:D    :-)    :(    :lol:    :x    :P    :oops:    :cry:    :evil:    :twisted:    :roll:    :wink:    :!:    :?:    :idea:    :arrow:   
  
Due to comment spam we moderate most comments. Please do not submit your comment twice -- it will appear shortly after we approve it. Once you've had one comment published, your comments will be pre-approved and appear immediately if you're using the same computer and not blocking browser cookies. NOTE however that ALL comments with one or more links in the text will be held for moderation no matter what, again for spam prevention.
Welcome to Louis (Lou) Dawson's backcountry skiing information opinion website and e magazine. Lou's passion for the past 45 years has been alpinism, climbing, mountaineering and skiing -- along with all manner of outdoor recreation. He has authored numerous books and articles about backcountry skiing and is well known as the first person to ski down all 54 of Colorado's 14,000-foot peaks, otherwise known as the Fourteeners! Books and free back country news and information here, and tons of Randonnee rando telemark info.
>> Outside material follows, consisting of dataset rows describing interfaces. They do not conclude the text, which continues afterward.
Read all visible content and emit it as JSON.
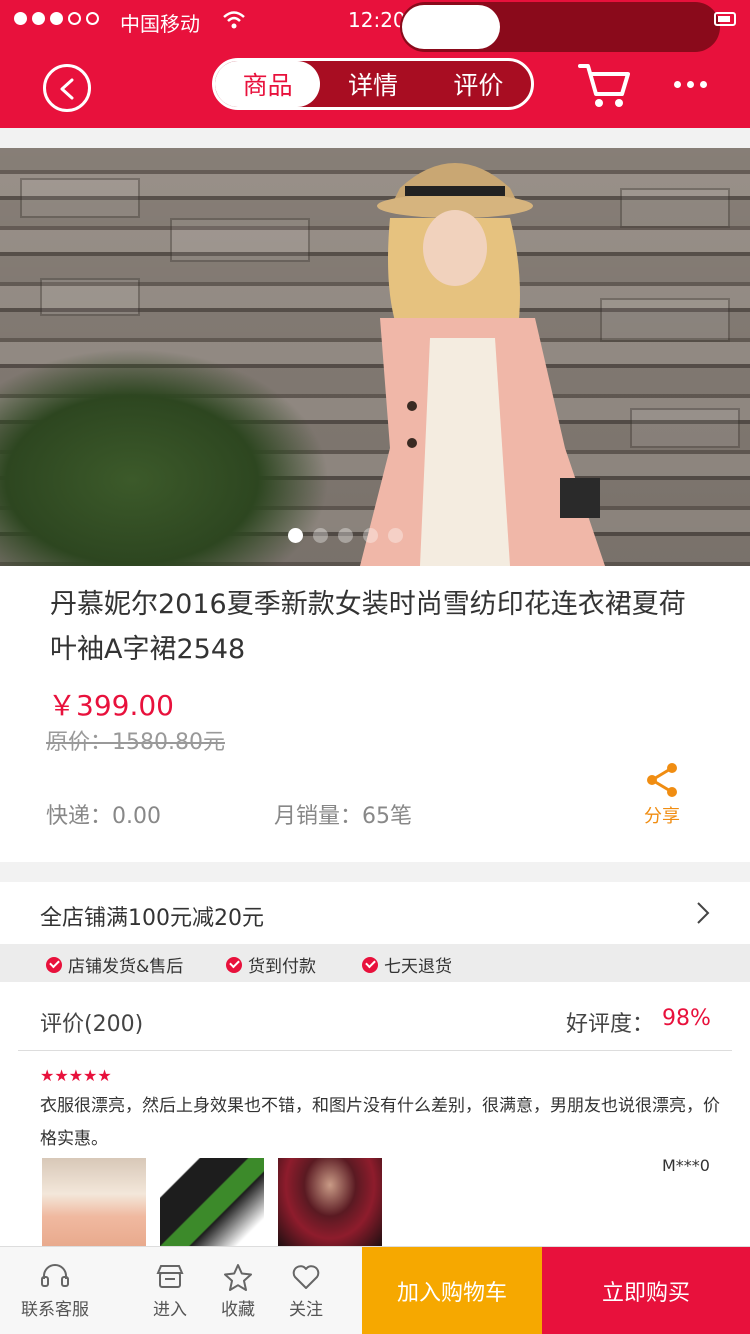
{
  "status_bar": {
    "carrier": "中国移动",
    "time": "12:20"
  },
  "header": {
    "tabs": [
      {
        "label": "商品"
      },
      {
        "label": "详情"
      },
      {
        "label": "评价"
      }
    ],
    "active_tab_index": 0,
    "accent_color": "#e8113c"
  },
  "hero": {
    "slide_count": 5,
    "active_slide": 0
  },
  "product": {
    "title": "丹慕妮尔2016夏季新款女装时尚雪纺印花连衣裙夏荷叶袖A字裙2548",
    "price": "￥399.00",
    "original_price": "原价：1580.80元",
    "shipping": "快递：0.00",
    "monthly_sales": "月销量：65笔",
    "share_label": "分享"
  },
  "promo": {
    "text": "全店铺满100元减20元"
  },
  "guarantees": [
    {
      "label": "店铺发货&售后"
    },
    {
      "label": "货到付款"
    },
    {
      "label": "七天退货"
    }
  ],
  "reviews": {
    "title": "评价(200)",
    "rating_label": "好评度：",
    "rating_value": "98%",
    "item": {
      "stars": "★★★★★",
      "text": "衣服很漂亮，然后上身效果也不错，和图片没有什么差别，很满意，男朋友也说很漂亮，价格实惠。",
      "user": "M***0"
    }
  },
  "bottom_bar": {
    "service_label": "联系客服",
    "store_label": "进入",
    "favorite_label": "收藏",
    "follow_label": "关注",
    "add_to_cart_label": "加入购物车",
    "buy_now_label": "立即购买",
    "add_to_cart_color": "#f6a800",
    "buy_now_color": "#e8113c"
  }
}
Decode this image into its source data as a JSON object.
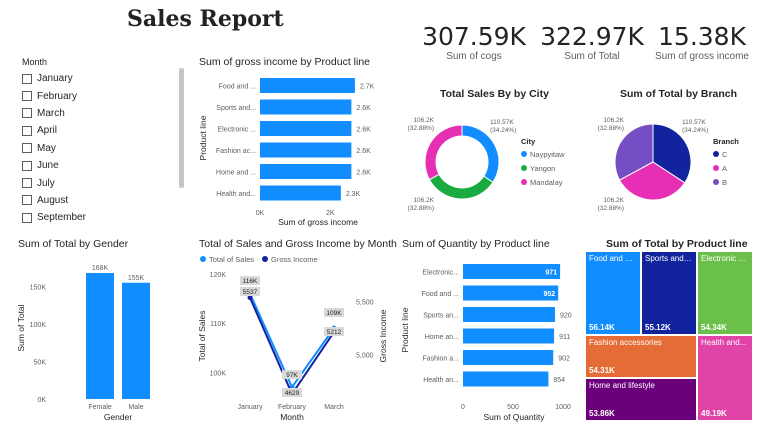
{
  "report": {
    "title": "Sales Report"
  },
  "kpis": [
    {
      "value": "307.59K",
      "label": "Sum of cogs"
    },
    {
      "value": "322.97K",
      "label": "Sum of Total"
    },
    {
      "value": "15.38K",
      "label": "Sum of gross income"
    }
  ],
  "slicer": {
    "header": "Month",
    "items": [
      "January",
      "February",
      "March",
      "April",
      "May",
      "June",
      "July",
      "August",
      "September"
    ]
  },
  "colors": {
    "blue": "#118dff",
    "navy": "#12239e",
    "green": "#6bc04b",
    "teal": "#1aab40",
    "pink": "#e62fb4",
    "purple": "#6b007b",
    "orange": "#e66c37",
    "magenta": "#e044a7",
    "slate": "#744ec2",
    "grey_axis": "#605e5c"
  },
  "chart_data": [
    {
      "id": "gross_income_by_product",
      "type": "bar",
      "orientation": "horizontal",
      "title": "Sum of gross income by Product line",
      "xlabel": "Sum of gross income",
      "ylabel": "Product line",
      "categories": [
        "Food and ...",
        "Sports and...",
        "Electronic ...",
        "Fashion ac...",
        "Home and ...",
        "Health and..."
      ],
      "values": [
        2.7,
        2.6,
        2.6,
        2.6,
        2.6,
        2.3
      ],
      "data_labels": [
        "2.7K",
        "2.6K",
        "2.6K",
        "2.6K",
        "2.6K",
        "2.3K"
      ],
      "x_ticks": [
        "0K",
        "2K"
      ],
      "xlim": [
        0,
        3.3
      ]
    },
    {
      "id": "sales_by_city",
      "type": "pie",
      "donut": true,
      "title": "Total Sales By by City",
      "legend_title": "City",
      "legend_position": "right",
      "categories": [
        "Naypyitaw",
        "Yangon",
        "Mandalay"
      ],
      "values": [
        110.57,
        106.2,
        106.2
      ],
      "data_labels": [
        "110.57K (34.24%)",
        "106.2K (32.88%)",
        "106.2K (32.88%)"
      ],
      "colors": [
        "#118dff",
        "#1aab40",
        "#e62fb4"
      ]
    },
    {
      "id": "total_by_branch",
      "type": "pie",
      "title": "Sum of Total by Branch",
      "legend_title": "Branch",
      "legend_position": "right",
      "categories": [
        "C",
        "A",
        "B"
      ],
      "values": [
        110.57,
        106.2,
        106.2
      ],
      "data_labels": [
        "110.57K (34.24%)",
        "106.2K (32.88%)",
        "106.2K (32.88%)"
      ],
      "colors": [
        "#12239e",
        "#e62fb4",
        "#744ec2"
      ]
    },
    {
      "id": "total_by_gender",
      "type": "bar",
      "title": "Sum of Total by Gender",
      "xlabel": "Gender",
      "ylabel": "Sum of Total",
      "categories": [
        "Female",
        "Male"
      ],
      "values": [
        168,
        155
      ],
      "data_labels": [
        "168K",
        "155K"
      ],
      "y_ticks": [
        "0K",
        "50K",
        "100K",
        "150K"
      ],
      "ylim": [
        0,
        180
      ]
    },
    {
      "id": "sales_gross_by_month",
      "type": "line",
      "title": "Total of Sales and Gross Income by Month",
      "xlabel": "Month",
      "ylabel": "Total of Sales",
      "y2label": "Gross Income",
      "categories": [
        "January",
        "February",
        "March"
      ],
      "series": [
        {
          "name": "Total of Sales",
          "axis": "left",
          "values": [
            116,
            97,
            109
          ],
          "data_labels": [
            "116K",
            "97K",
            "109K"
          ],
          "color": "#118dff"
        },
        {
          "name": "Gross Income",
          "axis": "right",
          "values": [
            5537,
            4629,
            5212
          ],
          "data_labels": [
            "5537",
            "4629",
            "5212"
          ],
          "color": "#12239e"
        }
      ],
      "y_ticks": [
        "100K",
        "110K",
        "120K"
      ],
      "ylim": [
        95,
        120
      ],
      "y2_ticks": [
        "5,000",
        "5,500"
      ],
      "y2lim": [
        4600,
        5760
      ]
    },
    {
      "id": "quantity_by_product",
      "type": "bar",
      "orientation": "horizontal",
      "title": "Sum of Quantity by Product line",
      "xlabel": "Sum of Quantity",
      "ylabel": "Product line",
      "categories": [
        "Electronic...",
        "Food and ...",
        "Sports an...",
        "Home an...",
        "Fashion a...",
        "Health an..."
      ],
      "values": [
        971,
        952,
        920,
        911,
        902,
        854
      ],
      "data_labels": [
        "971",
        "952",
        "920",
        "911",
        "902",
        "854"
      ],
      "x_ticks": [
        "0",
        "500",
        "1000"
      ],
      "xlim": [
        0,
        1000
      ]
    },
    {
      "id": "total_by_product_treemap",
      "type": "treemap",
      "title": "Sum of Total by Product line",
      "categories": [
        "Food and be...",
        "Sports and t...",
        "Electronic a...",
        "Fashion accessories",
        "Health and...",
        "Home and lifestyle"
      ],
      "values": [
        56.14,
        55.12,
        54.34,
        54.31,
        49.19,
        53.86
      ],
      "data_labels": [
        "56.14K",
        "55.12K",
        "54.34K",
        "54.31K",
        "49.19K",
        "53.86K"
      ]
    }
  ]
}
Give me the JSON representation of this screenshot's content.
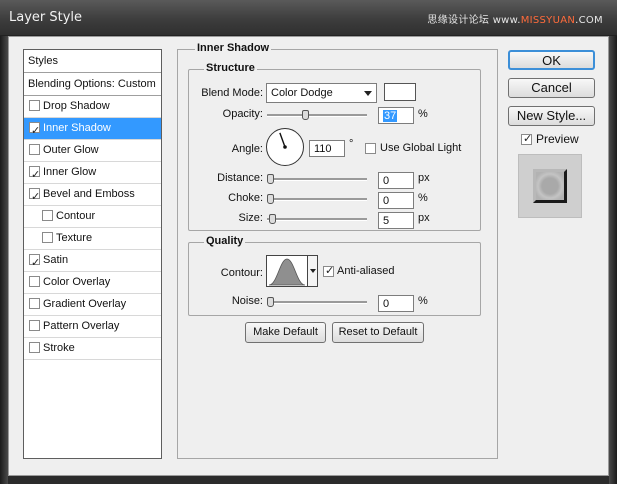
{
  "window": {
    "title": "Layer Style",
    "watermark_main": "思缘设计论坛  www.",
    "watermark_accent": "MISSYUAN",
    "watermark_end": ".COM"
  },
  "styles_panel": {
    "header": "Styles",
    "blending_options": "Blending Options: Custom",
    "items": [
      {
        "label": "Drop Shadow",
        "checked": false,
        "selected": false,
        "sub": false
      },
      {
        "label": "Inner Shadow",
        "checked": true,
        "selected": true,
        "sub": false
      },
      {
        "label": "Outer Glow",
        "checked": false,
        "selected": false,
        "sub": false
      },
      {
        "label": "Inner Glow",
        "checked": true,
        "selected": false,
        "sub": false
      },
      {
        "label": "Bevel and Emboss",
        "checked": true,
        "selected": false,
        "sub": false
      },
      {
        "label": "Contour",
        "checked": false,
        "selected": false,
        "sub": true
      },
      {
        "label": "Texture",
        "checked": false,
        "selected": false,
        "sub": true
      },
      {
        "label": "Satin",
        "checked": true,
        "selected": false,
        "sub": false
      },
      {
        "label": "Color Overlay",
        "checked": false,
        "selected": false,
        "sub": false
      },
      {
        "label": "Gradient Overlay",
        "checked": false,
        "selected": false,
        "sub": false
      },
      {
        "label": "Pattern Overlay",
        "checked": false,
        "selected": false,
        "sub": false
      },
      {
        "label": "Stroke",
        "checked": false,
        "selected": false,
        "sub": false
      }
    ]
  },
  "inner_shadow": {
    "section_title": "Inner Shadow",
    "structure": {
      "title": "Structure",
      "blend_mode_label": "Blend Mode:",
      "blend_mode_value": "Color Dodge",
      "blend_color": "#ffffff",
      "opacity_label": "Opacity:",
      "opacity_value": "37",
      "opacity_unit": "%",
      "angle_label": "Angle:",
      "angle_value": "110",
      "angle_unit": "°",
      "use_global_light_label": "Use Global Light",
      "use_global_light_checked": false,
      "distance_label": "Distance:",
      "distance_value": "0",
      "distance_unit": "px",
      "choke_label": "Choke:",
      "choke_value": "0",
      "choke_unit": "%",
      "size_label": "Size:",
      "size_value": "5",
      "size_unit": "px"
    },
    "quality": {
      "title": "Quality",
      "contour_label": "Contour:",
      "anti_aliased_label": "Anti-aliased",
      "anti_aliased_checked": true,
      "noise_label": "Noise:",
      "noise_value": "0",
      "noise_unit": "%"
    },
    "make_default_label": "Make Default",
    "reset_default_label": "Reset to Default"
  },
  "actions": {
    "ok_label": "OK",
    "cancel_label": "Cancel",
    "new_style_label": "New Style...",
    "preview_label": "Preview",
    "preview_checked": true
  }
}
All material on this website online magazine is copyrighted, the name WildSnow is trademarked.. Permission required for reproduction, electronic or otherwise. This includes publication and display on other websites by whatever means. PLEASE SEE OUR COPYRIGHT and TRADEMARK INFORMATION.

Backcountry skiing is a dangerous sport. You may be killed or severely injured if you do any form of ski mountaineering, skimo randonnee and randonnée skiing. The information and news on this website is intended only as general information. While the authors and editors of the information on this website make every effort to present useful information about ski mountaineering, due to human error the information, text and images contained within this website may be inaccurate, false, or out-of-date. By using, reading or viewing the information provided on this website, you agree to absolve the owners of Wild Snow as well as content contributors of any liability for injuries or losses incurred while using such information. Furthermore, you agree to use any of this website's information, maps, photos, or binding mounting instructions or templates at your own risk, and waive Wild Snow its owners and contributors of any liability for use of said items for backcountry skiing or any other use.

Switch to our mobile site